    She recalls that her parents split on everything: religion, ethnicity and politics. As a child, Charlene found writing a form of escape and an imaginative play with words.
    Residing in Southern California with her husband, Charlene is a successful grant writer for charitable organizations and is paid for stealing from the rich and give to the poor. She considers her community activism her passion and motherhood her greatest gift.
www.cmash.com cmash@ashendorf.com
3210 Montana Avenue
Costa Mesa CA 92626

   

 

Recuerde?Do Not be Afraid Jovita

When I was born, Jovita Idar had just married
Bartolo Juárez.

By the time I was walking,

Jovita had established a free kindergarten.

By the time I was talking, Jovita was working as interpreter

Helping Spanish-speaking patients in the county hospital.

By the time I was entering school,

Jovita became editor of El Heraldo Christiano.

She would die childless in San Antonio at the age of 61

Leaving her husband and a legacy behind.

By that time I was ready to understand what I would never become

In San Antonio. Our paths would never cross.



Me llama Jovita,

Soy Mexican-American.

Today is my birthday.

I am 85 years old.

I have no secretos.

Honesto, I will be open

About what little is left of my

Feelings and my past life

Any skeletons are here for you to see.

I think about Jovita Idar Juarez and I am ready now.

I want to be very open about muerte.

I am afraid of dying.

I cannot be a guerrera like her.

Vieja, I am afraid of getting old and death.

She would never see old age

She would never have time to fear death.

I am looking for comfort and hope.

I don't want to be afraid

Jovita Idar Juarez.



I wish to know you

querida Jovita.

I hope you are quite pleased with my small life.

I was drawn to you by our similarities

Our names, our Stories. Jovita.

Maestra, I see that you as a teacher,

A journalist

A political activist,

One of eight children. Just like me

Oh, but Jovita, you led a charmed life.

You were able to attend the university.

Teaching in a small school in Ojuelos

You recognized the inadequacies and poor conditions

I stayed with mi hermanos u hermanas to help them

improve their lives.

We were both frustrated.

You knew you were left with the inability to improve conditions

But there was another life for you at your father’s newspaper

Ah, La Cronica, I know it well. I see it with my tired ojos.

Mi padre was a gardener for the wealthy.

No se, maybe your jardinero.



I stayed behind and read everything

I could get my hands on

I know you were so busy vocalizing, criticizing

Certain aspects of Hispanic-Anglo relations.

You were so lucky a break did not come to me

But I lived on.

I read about the many stories

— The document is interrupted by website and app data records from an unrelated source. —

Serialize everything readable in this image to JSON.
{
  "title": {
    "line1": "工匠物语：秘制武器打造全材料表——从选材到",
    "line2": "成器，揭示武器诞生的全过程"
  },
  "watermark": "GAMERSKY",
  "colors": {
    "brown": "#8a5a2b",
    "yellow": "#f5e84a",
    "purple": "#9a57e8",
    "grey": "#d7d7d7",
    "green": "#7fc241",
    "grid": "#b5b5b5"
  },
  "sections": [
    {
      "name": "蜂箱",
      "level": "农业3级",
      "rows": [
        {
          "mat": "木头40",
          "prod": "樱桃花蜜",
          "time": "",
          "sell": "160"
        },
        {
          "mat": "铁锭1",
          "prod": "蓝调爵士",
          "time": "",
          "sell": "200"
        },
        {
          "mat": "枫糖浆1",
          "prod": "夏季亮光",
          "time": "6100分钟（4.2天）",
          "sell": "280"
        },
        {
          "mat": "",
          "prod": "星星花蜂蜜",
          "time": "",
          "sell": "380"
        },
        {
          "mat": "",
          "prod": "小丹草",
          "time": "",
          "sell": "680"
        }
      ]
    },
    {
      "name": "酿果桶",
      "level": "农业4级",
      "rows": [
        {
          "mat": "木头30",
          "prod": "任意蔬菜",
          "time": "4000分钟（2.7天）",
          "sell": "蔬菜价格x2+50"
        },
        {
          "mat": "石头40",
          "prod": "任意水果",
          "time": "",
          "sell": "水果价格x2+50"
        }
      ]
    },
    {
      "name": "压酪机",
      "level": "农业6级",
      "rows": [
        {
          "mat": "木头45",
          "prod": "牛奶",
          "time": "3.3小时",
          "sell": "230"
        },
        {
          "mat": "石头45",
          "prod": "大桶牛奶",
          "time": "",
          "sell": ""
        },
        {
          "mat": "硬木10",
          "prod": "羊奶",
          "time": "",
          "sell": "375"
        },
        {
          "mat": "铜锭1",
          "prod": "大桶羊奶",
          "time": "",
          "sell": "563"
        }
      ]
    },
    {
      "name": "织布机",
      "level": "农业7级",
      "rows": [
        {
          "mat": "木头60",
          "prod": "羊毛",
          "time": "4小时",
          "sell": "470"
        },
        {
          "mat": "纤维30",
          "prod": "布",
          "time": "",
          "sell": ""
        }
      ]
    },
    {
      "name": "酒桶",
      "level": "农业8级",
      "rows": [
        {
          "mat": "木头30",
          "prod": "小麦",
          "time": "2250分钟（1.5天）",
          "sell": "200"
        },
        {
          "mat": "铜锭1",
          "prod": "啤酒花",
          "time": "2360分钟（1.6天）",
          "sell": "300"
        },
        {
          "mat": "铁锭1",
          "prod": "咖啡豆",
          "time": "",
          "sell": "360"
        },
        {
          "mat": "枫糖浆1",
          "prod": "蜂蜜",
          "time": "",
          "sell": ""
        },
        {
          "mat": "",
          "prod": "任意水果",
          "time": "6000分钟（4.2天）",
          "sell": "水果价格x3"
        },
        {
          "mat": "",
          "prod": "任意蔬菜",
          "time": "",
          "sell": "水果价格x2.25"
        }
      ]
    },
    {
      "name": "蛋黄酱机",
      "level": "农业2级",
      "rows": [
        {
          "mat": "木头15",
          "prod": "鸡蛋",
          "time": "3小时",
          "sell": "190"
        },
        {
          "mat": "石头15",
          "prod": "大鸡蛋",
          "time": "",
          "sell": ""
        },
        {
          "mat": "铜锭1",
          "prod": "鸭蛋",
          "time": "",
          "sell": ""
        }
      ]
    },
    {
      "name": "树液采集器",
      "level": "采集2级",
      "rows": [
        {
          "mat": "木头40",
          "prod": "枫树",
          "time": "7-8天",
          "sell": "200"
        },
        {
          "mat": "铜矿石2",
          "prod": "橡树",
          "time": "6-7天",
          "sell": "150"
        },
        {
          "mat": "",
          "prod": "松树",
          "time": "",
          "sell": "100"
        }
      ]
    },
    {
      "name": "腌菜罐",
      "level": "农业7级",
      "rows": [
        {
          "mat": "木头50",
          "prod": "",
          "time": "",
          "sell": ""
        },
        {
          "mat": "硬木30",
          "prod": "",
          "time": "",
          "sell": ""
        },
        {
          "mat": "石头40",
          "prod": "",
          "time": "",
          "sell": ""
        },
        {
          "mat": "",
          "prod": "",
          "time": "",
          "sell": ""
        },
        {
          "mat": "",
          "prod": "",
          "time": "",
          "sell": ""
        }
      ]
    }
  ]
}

Educational and social discrimination against
Mexican-Americans

Deteriorating economic conditions

Decreasing use of the Spanish language

The loss of cultura Mexicana

Lynching of Hispanics.



Before I was born you were off

Supporting efforts of the revolutionary forces in Mexico.

Before I was born,

Jovita, you were involved in the First Mexican Congress.

I dreamed of changing the world

But you were there to organize a militant
feminist social movement.



One outcome was the formation of the congress.

I know I would have joined; it was out of my league.

I was changing diapers and wounds at home

But you, Jovita, you became president of the League of Mexican Women

You worked for ALL women and children.

You worked for me.

I married and had many babies like mi madre.



You worked for La Cruz Blanca

I was administering Band-Aids to my bebes.

I am afraid, Jovita.

Solamente, Jovita, you are gone now and I am all alone.

Who will remember me?


copyright 2004 Charlene M. Ashendorf